Crude foods: Prices for crude foodstuffs and feedstuffs advanced 4.0 percent in April. For the 3 months ending in April, the index for crude foods jumped 11.4 percent subsequent to moving up 5.5 percent from October to January. Accounting for about half of the monthly rise in April, the grains index increased 15.5 percent. Higher prices for slaughter steers and heifers also were a factor in the advance in the crude foods index.

Crude core: The index for crude nonfood materials less energy rose 2.6 percent in April. From January to April, crude core prices moved up 2.5 percent after a 10.1-percent advance in the previous 3-month period. For the month of April, a 4.5-percent increase in the index for copper base scrap was a factor in higher crude core prices.
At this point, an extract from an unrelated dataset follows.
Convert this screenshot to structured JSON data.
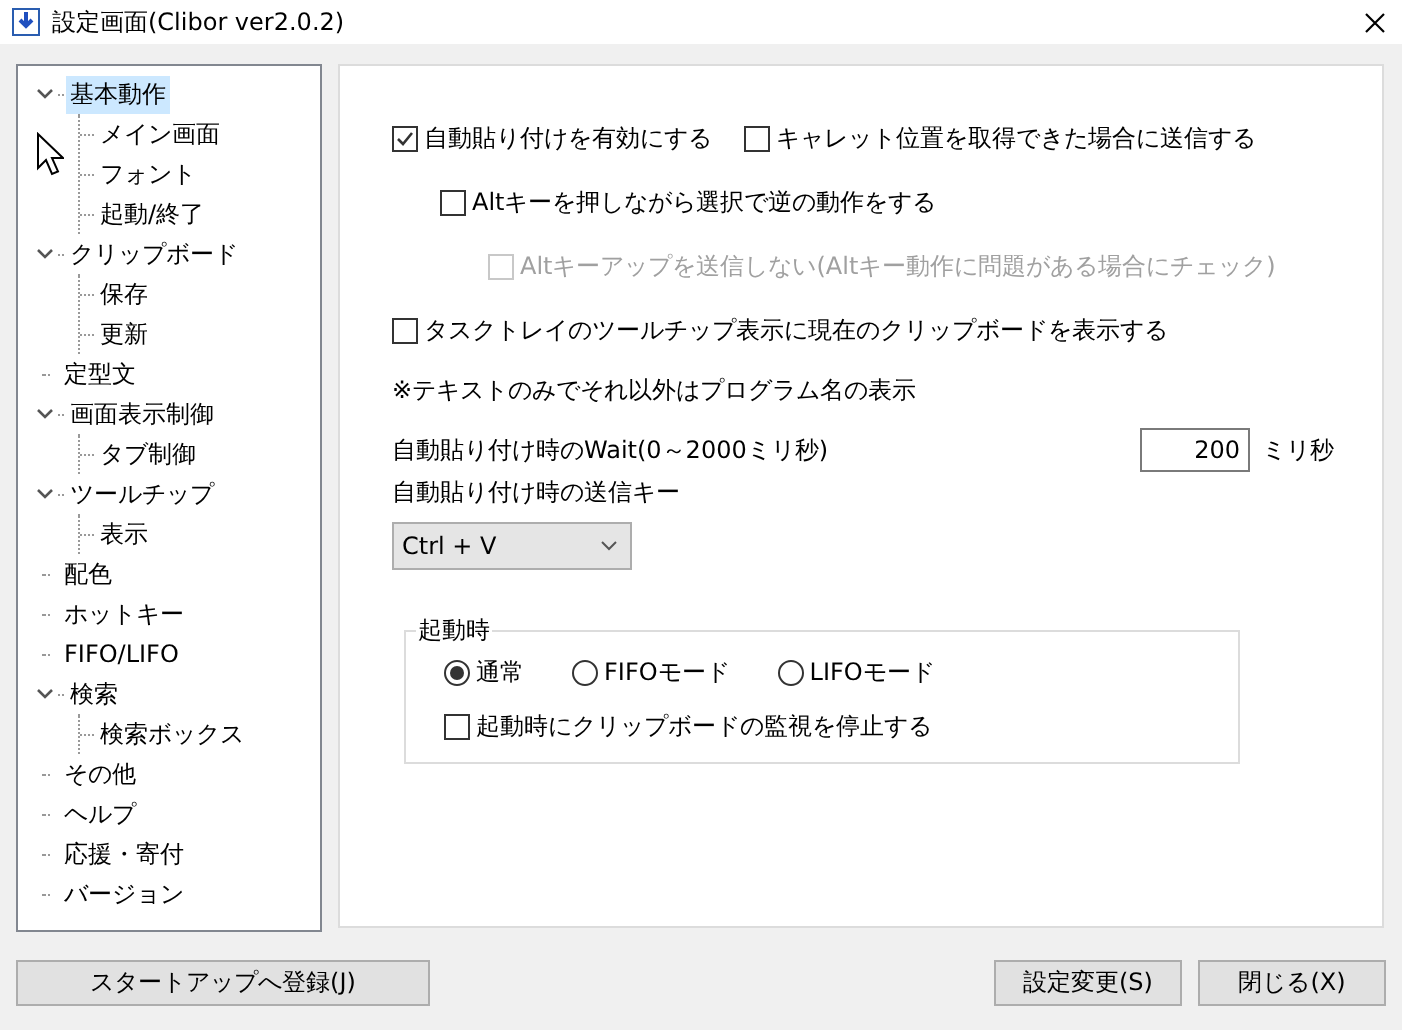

Intermediate core: Prices for intermediate goods less foods and energy moved up 1.1 percent in April, the ninth consecutive monthly rise. About fifteen percent of the April gain can be attributed to the index for primary basic organic chemicals, which increased 3.2 percent. Higher prices for ethanol and steel mill products also contributed to the advance in intermediate core prices. (See table 2.)

Intermediate energy: The index for intermediate energy goods climbed 1.9 percent in April, the smallest advance since a 1.5-percent increase in November 2010. Prices for diesel fuel, which moved up 3.5 percent, were a significant contributor to the April rise. Higher prices for gasoline also were a factor in the increase in the intermediate energy goods index.

Intermediate foods: The intermediate foods and feeds index advanced 1.8 percent in April, the ninth straight monthly increase. A 5.6-percent jump in prices for beef and veal accounted for a quarter of the April advance in the intermediate foods and feeds index.

Finished energy: Prices for finished energy goods increased 2.5 percent in April, the seventh consecutive monthly advance. Over half of the April rise can be attributed to the gasoline index, which climbed 3.6 percent. Higher prices for liquefied petroleum gas and residential natural gas also were factors in the increase in the finished energy goods index. (See table 2.)

Finished core: The index for finished goods less foods and energy moved up 0.3 percent in April, the fifth straight monthly rise. Nearly one-fourth of the April monthly advance can be traced to a 1.2-percent jump in civilian aircraft prices. An increase in the index for light motor trucks also contributed significantly to the rise in finished core prices.

Finished foods: Prices for finished consumer foods rose 0.3 percent in April after falling 0.2 percent in the prior month. Leading this advance, the index for eggs for fresh use surged 56.7 percent.

Concluding the trifecta of bad data was advance retail sales, which came at 0.5%, below expectations of 0.6%, with the previous revised much higher from 0.4% to 0.9%. And retail sales ex the volatiles autos and gas was up a token 0.2%, compared to expectations of 0.5%, down from a revised 0.7%.

Luckily, today's transitory theme of Deflation ON will more than allow the Fed to beat the dollar and spike commodities from a new and improved level, which will make the transition to QE3, or however it is called, that more palatable.